Description of the task:
Reproduce the records below in full and exactly, without their images.

Dataset rows describing interfaces:

^^^^^^^^

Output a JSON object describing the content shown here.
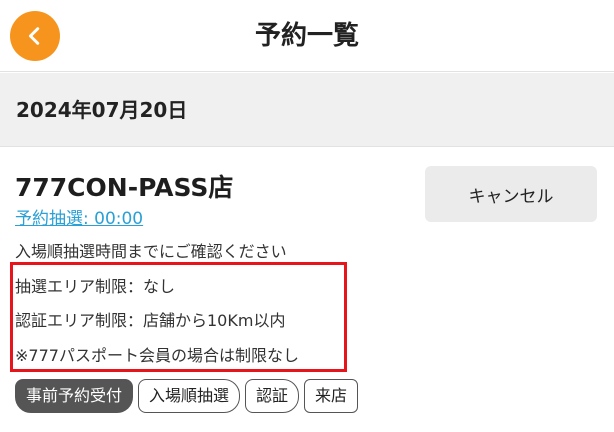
{
  "header": {
    "title": "予約一覧",
    "back_icon": "chevron-left-icon"
  },
  "date_section": {
    "date": "2024年07月20日"
  },
  "reservation": {
    "store_name": "777CON-PASS店",
    "lottery_link": "予約抽選: 00:00",
    "cancel_label": "キャンセル",
    "note": "入場順抽選時間までにご確認ください",
    "restrictions": [
      "抽選エリア制限：なし",
      "認証エリア制限：店舗から10Km以内",
      "※777パスポート会員の場合は制限なし"
    ],
    "tags": [
      "事前予約受付",
      "入場順抽選",
      "認証",
      "来店"
    ]
  },
  "colors": {
    "accent": "#f7941d",
    "link": "#2aa0d6",
    "highlight": "#e8141b",
    "tag_filled": "#555555"
  }
}
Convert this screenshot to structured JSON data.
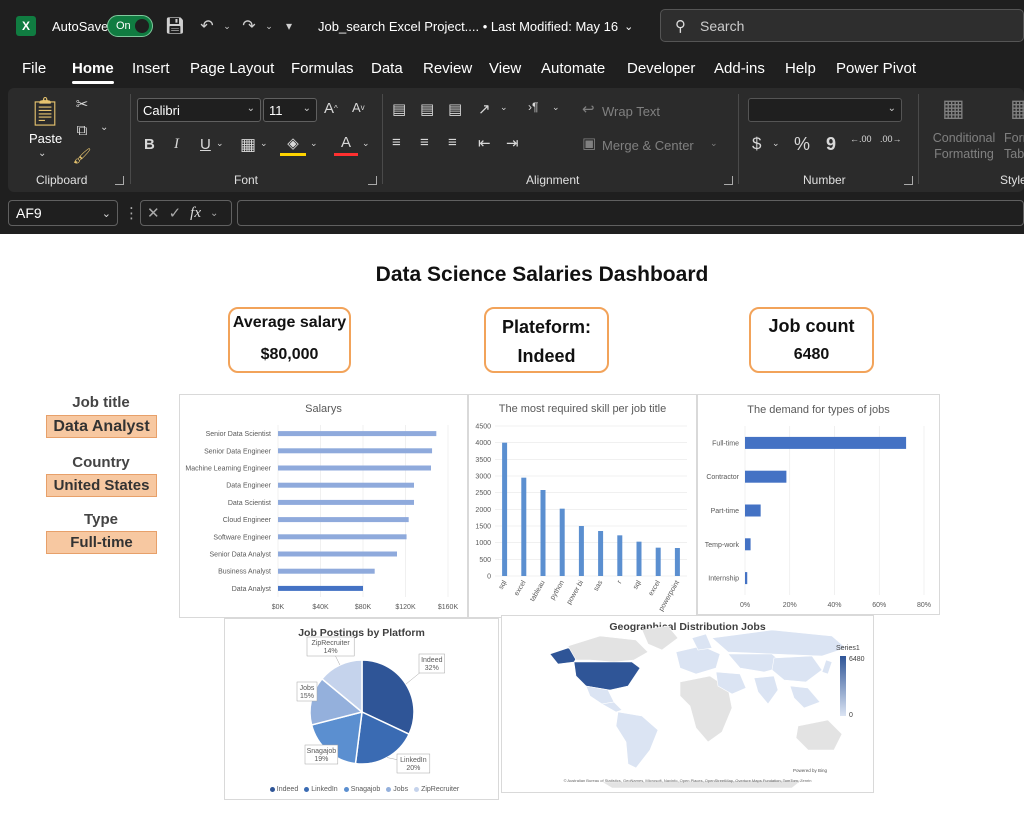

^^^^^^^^

Result of this task:
Output a JSON object describing the content shown here.
{
  "header": {
    "title": "予約一覧",
    "back_icon": "chevron-left-icon"
  },
  "date_section": {
    "date": "2024年07月20日"
  },
  "reservation": {
    "store_name": "777CON-PASS店",
    "lottery_link": "予約抽選: 00:00",
    "cancel_label": "キャンセル",
    "note": "入場順抽選時間までにご確認ください",
    "restrictions": [
      "抽選エリア制限：なし",
      "認証エリア制限：店舗から10Km以内",
      "※777パスポート会員の場合は制限なし"
    ],
    "tags": [
      "事前予約受付",
      "入場順抽選",
      "認証",
      "来店"
    ]
  },
  "colors": {
    "accent": "#f7941d",
    "link": "#2aa0d6",
    "highlight": "#e8141b",
    "tag_filled": "#555555"
  }
}
Convert this screenshot to structured JSON data.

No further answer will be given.